* DATA EXTRACT *
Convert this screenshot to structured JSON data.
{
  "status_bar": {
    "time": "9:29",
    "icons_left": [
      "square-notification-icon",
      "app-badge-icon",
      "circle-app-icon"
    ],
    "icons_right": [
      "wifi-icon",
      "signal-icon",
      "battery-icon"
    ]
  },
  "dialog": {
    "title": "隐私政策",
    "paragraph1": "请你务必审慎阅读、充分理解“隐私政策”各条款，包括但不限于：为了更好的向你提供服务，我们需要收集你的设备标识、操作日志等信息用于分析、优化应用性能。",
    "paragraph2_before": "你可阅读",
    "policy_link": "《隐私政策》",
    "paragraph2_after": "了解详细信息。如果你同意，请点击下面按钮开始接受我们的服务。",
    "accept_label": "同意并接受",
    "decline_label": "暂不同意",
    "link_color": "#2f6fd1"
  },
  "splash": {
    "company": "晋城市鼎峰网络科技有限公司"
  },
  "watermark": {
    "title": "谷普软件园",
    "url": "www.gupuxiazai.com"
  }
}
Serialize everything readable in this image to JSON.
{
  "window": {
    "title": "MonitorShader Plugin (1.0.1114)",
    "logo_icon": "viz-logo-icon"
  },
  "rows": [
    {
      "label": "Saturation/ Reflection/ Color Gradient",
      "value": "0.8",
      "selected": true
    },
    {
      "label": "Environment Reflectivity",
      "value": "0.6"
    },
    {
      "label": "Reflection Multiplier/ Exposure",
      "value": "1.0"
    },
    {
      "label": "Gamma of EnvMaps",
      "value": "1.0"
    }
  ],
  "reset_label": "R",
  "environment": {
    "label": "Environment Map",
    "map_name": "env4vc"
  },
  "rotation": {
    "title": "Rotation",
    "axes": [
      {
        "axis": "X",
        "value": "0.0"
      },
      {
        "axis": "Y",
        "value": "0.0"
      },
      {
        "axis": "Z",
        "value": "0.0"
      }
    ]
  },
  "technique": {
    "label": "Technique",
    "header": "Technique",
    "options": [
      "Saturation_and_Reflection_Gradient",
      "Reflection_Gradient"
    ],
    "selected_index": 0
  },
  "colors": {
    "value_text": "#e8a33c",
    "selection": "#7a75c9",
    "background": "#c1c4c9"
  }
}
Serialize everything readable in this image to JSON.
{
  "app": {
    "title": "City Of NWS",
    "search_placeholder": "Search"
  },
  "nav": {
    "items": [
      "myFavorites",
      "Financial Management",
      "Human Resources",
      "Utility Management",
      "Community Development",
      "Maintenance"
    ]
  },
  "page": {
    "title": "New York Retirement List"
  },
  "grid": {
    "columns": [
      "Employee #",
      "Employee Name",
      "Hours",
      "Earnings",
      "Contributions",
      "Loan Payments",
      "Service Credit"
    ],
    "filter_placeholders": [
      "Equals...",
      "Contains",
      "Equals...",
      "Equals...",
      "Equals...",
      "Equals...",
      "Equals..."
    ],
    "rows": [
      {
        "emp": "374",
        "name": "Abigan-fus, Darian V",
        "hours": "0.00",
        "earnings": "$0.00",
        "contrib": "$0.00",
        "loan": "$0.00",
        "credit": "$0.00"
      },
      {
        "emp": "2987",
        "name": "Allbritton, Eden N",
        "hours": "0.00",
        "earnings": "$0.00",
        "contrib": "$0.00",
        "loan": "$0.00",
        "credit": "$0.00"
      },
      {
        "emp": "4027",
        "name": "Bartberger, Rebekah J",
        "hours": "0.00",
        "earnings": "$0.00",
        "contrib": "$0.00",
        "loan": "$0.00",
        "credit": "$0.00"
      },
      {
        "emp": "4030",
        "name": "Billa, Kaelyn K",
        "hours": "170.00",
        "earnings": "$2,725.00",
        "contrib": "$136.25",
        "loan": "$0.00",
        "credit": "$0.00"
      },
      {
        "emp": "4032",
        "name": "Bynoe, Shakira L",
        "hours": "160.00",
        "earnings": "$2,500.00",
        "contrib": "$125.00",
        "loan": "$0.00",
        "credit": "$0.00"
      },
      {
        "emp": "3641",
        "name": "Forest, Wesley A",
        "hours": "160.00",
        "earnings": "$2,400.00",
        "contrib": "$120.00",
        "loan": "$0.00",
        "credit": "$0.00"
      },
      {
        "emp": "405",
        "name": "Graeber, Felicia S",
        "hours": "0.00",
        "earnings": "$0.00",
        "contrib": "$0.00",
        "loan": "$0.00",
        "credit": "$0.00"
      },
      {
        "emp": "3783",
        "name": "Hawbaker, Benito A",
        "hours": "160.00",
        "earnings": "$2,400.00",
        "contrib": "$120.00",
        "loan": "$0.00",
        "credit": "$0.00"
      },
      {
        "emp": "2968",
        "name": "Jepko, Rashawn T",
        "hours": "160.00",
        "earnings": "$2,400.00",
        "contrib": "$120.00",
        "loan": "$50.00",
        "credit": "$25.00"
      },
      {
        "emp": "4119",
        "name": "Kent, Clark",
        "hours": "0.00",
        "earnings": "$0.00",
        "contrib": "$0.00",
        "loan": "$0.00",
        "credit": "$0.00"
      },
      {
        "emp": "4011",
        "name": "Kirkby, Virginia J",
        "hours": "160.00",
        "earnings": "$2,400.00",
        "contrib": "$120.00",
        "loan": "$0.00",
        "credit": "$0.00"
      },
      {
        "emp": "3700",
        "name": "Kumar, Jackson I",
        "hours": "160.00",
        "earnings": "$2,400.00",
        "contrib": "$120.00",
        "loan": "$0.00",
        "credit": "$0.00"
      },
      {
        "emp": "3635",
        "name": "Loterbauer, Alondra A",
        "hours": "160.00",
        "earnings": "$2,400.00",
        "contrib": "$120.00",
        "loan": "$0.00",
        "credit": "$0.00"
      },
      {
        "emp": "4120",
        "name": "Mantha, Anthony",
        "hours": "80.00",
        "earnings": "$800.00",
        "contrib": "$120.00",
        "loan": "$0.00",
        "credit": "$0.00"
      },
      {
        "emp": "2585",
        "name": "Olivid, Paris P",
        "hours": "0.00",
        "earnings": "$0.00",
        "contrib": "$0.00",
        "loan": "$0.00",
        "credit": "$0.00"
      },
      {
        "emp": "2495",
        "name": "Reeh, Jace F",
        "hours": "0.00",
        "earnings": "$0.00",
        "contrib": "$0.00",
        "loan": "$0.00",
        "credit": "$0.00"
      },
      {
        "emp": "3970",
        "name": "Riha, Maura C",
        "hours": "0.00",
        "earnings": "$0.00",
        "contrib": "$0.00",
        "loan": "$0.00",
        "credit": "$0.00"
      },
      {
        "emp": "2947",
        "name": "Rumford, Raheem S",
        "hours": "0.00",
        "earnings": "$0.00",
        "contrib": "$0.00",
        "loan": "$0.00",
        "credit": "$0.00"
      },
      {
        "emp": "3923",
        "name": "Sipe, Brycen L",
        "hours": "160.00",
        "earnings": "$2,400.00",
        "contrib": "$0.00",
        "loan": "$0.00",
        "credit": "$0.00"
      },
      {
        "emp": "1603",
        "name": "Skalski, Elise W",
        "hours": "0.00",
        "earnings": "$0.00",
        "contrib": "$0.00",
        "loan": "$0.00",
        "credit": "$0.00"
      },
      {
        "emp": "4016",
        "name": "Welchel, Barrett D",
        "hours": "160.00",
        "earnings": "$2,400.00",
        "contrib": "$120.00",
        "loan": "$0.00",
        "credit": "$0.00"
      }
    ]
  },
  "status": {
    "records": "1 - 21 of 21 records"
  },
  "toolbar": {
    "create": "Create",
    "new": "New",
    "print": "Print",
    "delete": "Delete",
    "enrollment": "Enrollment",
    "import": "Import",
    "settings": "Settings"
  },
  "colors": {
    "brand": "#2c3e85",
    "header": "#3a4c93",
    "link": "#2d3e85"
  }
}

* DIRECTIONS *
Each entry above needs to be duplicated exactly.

* RESULT *
Convert this screenshot to structured JSON data.
{
  "status_bar": {
    "time": "9:29",
    "icons_left": [
      "square-notification-icon",
      "app-badge-icon",
      "circle-app-icon"
    ],
    "icons_right": [
      "wifi-icon",
      "signal-icon",
      "battery-icon"
    ]
  },
  "dialog": {
    "title": "隐私政策",
    "paragraph1": "请你务必审慎阅读、充分理解“隐私政策”各条款，包括但不限于：为了更好的向你提供服务，我们需要收集你的设备标识、操作日志等信息用于分析、优化应用性能。",
    "paragraph2_before": "你可阅读",
    "policy_link": "《隐私政策》",
    "paragraph2_after": "了解详细信息。如果你同意，请点击下面按钮开始接受我们的服务。",
    "accept_label": "同意并接受",
    "decline_label": "暂不同意",
    "link_color": "#2f6fd1"
  },
  "splash": {
    "company": "晋城市鼎峰网络科技有限公司"
  },
  "watermark": {
    "title": "谷普软件园",
    "url": "www.gupuxiazai.com"
  }
}
Serialize everything readable in this image to JSON.
{
  "window": {
    "title": "MonitorShader Plugin (1.0.1114)",
    "logo_icon": "viz-logo-icon"
  },
  "rows": [
    {
      "label": "Saturation/ Reflection/ Color Gradient",
      "value": "0.8",
      "selected": true
    },
    {
      "label": "Environment Reflectivity",
      "value": "0.6"
    },
    {
      "label": "Reflection Multiplier/ Exposure",
      "value": "1.0"
    },
    {
      "label": "Gamma of EnvMaps",
      "value": "1.0"
    }
  ],
  "reset_label": "R",
  "environment": {
    "label": "Environment Map",
    "map_name": "env4vc"
  },
  "rotation": {
    "title": "Rotation",
    "axes": [
      {
        "axis": "X",
        "value": "0.0"
      },
      {
        "axis": "Y",
        "value": "0.0"
      },
      {
        "axis": "Z",
        "value": "0.0"
      }
    ]
  },
  "technique": {
    "label": "Technique",
    "header": "Technique",
    "options": [
      "Saturation_and_Reflection_Gradient",
      "Reflection_Gradient"
    ],
    "selected_index": 0
  },
  "colors": {
    "value_text": "#e8a33c",
    "selection": "#7a75c9",
    "background": "#c1c4c9"
  }
}
Serialize everything readable in this image to JSON.
{
  "app": {
    "title": "City Of NWS",
    "search_placeholder": "Search"
  },
  "nav": {
    "items": [
      "myFavorites",
      "Financial Management",
      "Human Resources",
      "Utility Management",
      "Community Development",
      "Maintenance"
    ]
  },
  "page": {
    "title": "New York Retirement List"
  },
  "grid": {
    "columns": [
      "Employee #",
      "Employee Name",
      "Hours",
      "Earnings",
      "Contributions",
      "Loan Payments",
      "Service Credit"
    ],
    "filter_placeholders": [
      "Equals...",
      "Contains",
      "Equals...",
      "Equals...",
      "Equals...",
      "Equals...",
      "Equals..."
    ],
    "rows": [
      {
        "emp": "374",
        "name": "Abigan-fus, Darian V",
        "hours": "0.00",
        "earnings": "$0.00",
        "contrib": "$0.00",
        "loan": "$0.00",
        "credit": "$0.00"
      },
      {
        "emp": "2987",
        "name": "Allbritton, Eden N",
        "hours": "0.00",
        "earnings": "$0.00",
        "contrib": "$0.00",
        "loan": "$0.00",
        "credit": "$0.00"
      },
      {
        "emp": "4027",
        "name": "Bartberger, Rebekah J",
        "hours": "0.00",
        "earnings": "$0.00",
        "contrib": "$0.00",
        "loan": "$0.00",
        "credit": "$0.00"
      },
      {
        "emp": "4030",
        "name": "Billa, Kaelyn K",
        "hours": "170.00",
        "earnings": "$2,725.00",
        "contrib": "$136.25",
        "loan": "$0.00",
        "credit": "$0.00"
      },
      {
        "emp": "4032",
        "name": "Bynoe, Shakira L",
        "hours": "160.00",
        "earnings": "$2,500.00",
        "contrib": "$125.00",
        "loan": "$0.00",
        "credit": "$0.00"
      },
      {
        "emp": "3641",
        "name": "Forest, Wesley A",
        "hours": "160.00",
        "earnings": "$2,400.00",
        "contrib": "$120.00",
        "loan": "$0.00",
        "credit": "$0.00"
      },
      {
        "emp": "405",
        "name": "Graeber, Felicia S",
        "hours": "0.00",
        "earnings": "$0.00",
        "contrib": "$0.00",
        "loan": "$0.00",
        "credit": "$0.00"
      },
      {
        "emp": "3783",
        "name": "Hawbaker, Benito A",
        "hours": "160.00",
        "earnings": "$2,400.00",
        "contrib": "$120.00",
        "loan": "$0.00",
        "credit": "$0.00"
      },
      {
        "emp": "2968",
        "name": "Jepko, Rashawn T",
        "hours": "160.00",
        "earnings": "$2,400.00",
        "contrib": "$120.00",
        "loan": "$50.00",
        "credit": "$25.00"
      },
      {
        "emp": "4119",
        "name": "Kent, Clark",
        "hours": "0.00",
        "earnings": "$0.00",
        "contrib": "$0.00",
        "loan": "$0.00",
        "credit": "$0.00"
      },
      {
        "emp": "4011",
        "name": "Kirkby, Virginia J",
        "hours": "160.00",
        "earnings": "$2,400.00",
        "contrib": "$120.00",
        "loan": "$0.00",
        "credit": "$0.00"
      },
      {
        "emp": "3700",
        "name": "Kumar, Jackson I",
        "hours": "160.00",
        "earnings": "$2,400.00",
        "contrib": "$120.00",
        "loan": "$0.00",
        "credit": "$0.00"
      },
      {
        "emp": "3635",
        "name": "Loterbauer, Alondra A",
        "hours": "160.00",
        "earnings": "$2,400.00",
        "contrib": "$120.00",
        "loan": "$0.00",
        "credit": "$0.00"
      },
      {
        "emp": "4120",
        "name": "Mantha, Anthony",
        "hours": "80.00",
        "earnings": "$800.00",
        "contrib": "$120.00",
        "loan": "$0.00",
        "credit": "$0.00"
      },
      {
        "emp": "2585",
        "name": "Olivid, Paris P",
        "hours": "0.00",
        "earnings": "$0.00",
        "contrib": "$0.00",
        "loan": "$0.00",
        "credit": "$0.00"
      },
      {
        "emp": "2495",
        "name": "Reeh, Jace F",
        "hours": "0.00",
        "earnings": "$0.00",
        "contrib": "$0.00",
        "loan": "$0.00",
        "credit": "$0.00"
      },
      {
        "emp": "3970",
        "name": "Riha, Maura C",
        "hours": "0.00",
        "earnings": "$0.00",
        "contrib": "$0.00",
        "loan": "$0.00",
        "credit": "$0.00"
      },
      {
        "emp": "2947",
        "name": "Rumford, Raheem S",
        "hours": "0.00",
        "earnings": "$0.00",
        "contrib": "$0.00",
        "loan": "$0.00",
        "credit": "$0.00"
      },
      {
        "emp": "3923",
        "name": "Sipe, Brycen L",
        "hours": "160.00",
        "earnings": "$2,400.00",
        "contrib": "$0.00",
        "loan": "$0.00",
        "credit": "$0.00"
      },
      {
        "emp": "1603",
        "name": "Skalski, Elise W",
        "hours": "0.00",
        "earnings": "$0.00",
        "contrib": "$0.00",
        "loan": "$0.00",
        "credit": "$0.00"
      },
      {
        "emp": "4016",
        "name": "Welchel, Barrett D",
        "hours": "160.00",
        "earnings": "$2,400.00",
        "contrib": "$120.00",
        "loan": "$0.00",
        "credit": "$0.00"
      }
    ]
  },
  "status": {
    "records": "1 - 21 of 21 records"
  },
  "toolbar": {
    "create": "Create",
    "new": "New",
    "print": "Print",
    "delete": "Delete",
    "enrollment": "Enrollment",
    "import": "Import",
    "settings": "Settings"
  },
  "colors": {
    "brand": "#2c3e85",
    "header": "#3a4c93",
    "link": "#2d3e85"
  }
}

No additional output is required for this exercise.